**Exercise aim**
Give back the full data, unchanged and complete.
=== Section Start ===
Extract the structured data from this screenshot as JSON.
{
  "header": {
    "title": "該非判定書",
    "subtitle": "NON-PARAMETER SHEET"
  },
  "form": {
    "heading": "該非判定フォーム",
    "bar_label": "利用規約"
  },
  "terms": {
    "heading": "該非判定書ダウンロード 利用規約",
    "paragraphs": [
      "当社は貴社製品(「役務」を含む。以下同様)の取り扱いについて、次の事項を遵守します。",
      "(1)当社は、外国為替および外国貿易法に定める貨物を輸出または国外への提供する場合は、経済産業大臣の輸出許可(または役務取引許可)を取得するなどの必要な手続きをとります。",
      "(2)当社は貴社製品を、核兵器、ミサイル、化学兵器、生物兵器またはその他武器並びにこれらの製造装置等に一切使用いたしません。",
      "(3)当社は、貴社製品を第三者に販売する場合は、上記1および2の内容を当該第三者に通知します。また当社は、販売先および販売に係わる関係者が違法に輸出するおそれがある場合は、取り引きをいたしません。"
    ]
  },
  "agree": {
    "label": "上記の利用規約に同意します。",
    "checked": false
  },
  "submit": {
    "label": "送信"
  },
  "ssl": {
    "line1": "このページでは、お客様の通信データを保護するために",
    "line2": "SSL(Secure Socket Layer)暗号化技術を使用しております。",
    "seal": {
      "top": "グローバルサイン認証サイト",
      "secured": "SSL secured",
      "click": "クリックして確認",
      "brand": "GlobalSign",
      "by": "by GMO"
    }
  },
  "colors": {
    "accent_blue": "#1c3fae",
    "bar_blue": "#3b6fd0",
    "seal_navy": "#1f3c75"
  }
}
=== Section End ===
**Written solution**
Extract the structured data from this screenshot as JSON.
{
  "header": {
    "title": "該非判定書",
    "subtitle": "NON-PARAMETER SHEET"
  },
  "form": {
    "heading": "該非判定フォーム",
    "bar_label": "利用規約"
  },
  "terms": {
    "heading": "該非判定書ダウンロード 利用規約",
    "paragraphs": [
      "当社は貴社製品(「役務」を含む。以下同様)の取り扱いについて、次の事項を遵守します。",
      "(1)当社は、外国為替および外国貿易法に定める貨物を輸出または国外への提供する場合は、経済産業大臣の輸出許可(または役務取引許可)を取得するなどの必要な手続きをとります。",
      "(2)当社は貴社製品を、核兵器、ミサイル、化学兵器、生物兵器またはその他武器並びにこれらの製造装置等に一切使用いたしません。",
      "(3)当社は、貴社製品を第三者に販売する場合は、上記1および2の内容を当該第三者に通知します。また当社は、販売先および販売に係わる関係者が違法に輸出するおそれがある場合は、取り引きをいたしません。"
    ]
  },
  "agree": {
    "label": "上記の利用規約に同意します。",
    "checked": false
  },
  "submit": {
    "label": "送信"
  },
  "ssl": {
    "line1": "このページでは、お客様の通信データを保護するために",
    "line2": "SSL(Secure Socket Layer)暗号化技術を使用しております。",
    "seal": {
      "top": "グローバルサイン認証サイト",
      "secured": "SSL secured",
      "click": "クリックして確認",
      "brand": "GlobalSign",
      "by": "by GMO"
    }
  },
  "colors": {
    "accent_blue": "#1c3fae",
    "bar_blue": "#3b6fd0",
    "seal_navy": "#1f3c75"
  }
}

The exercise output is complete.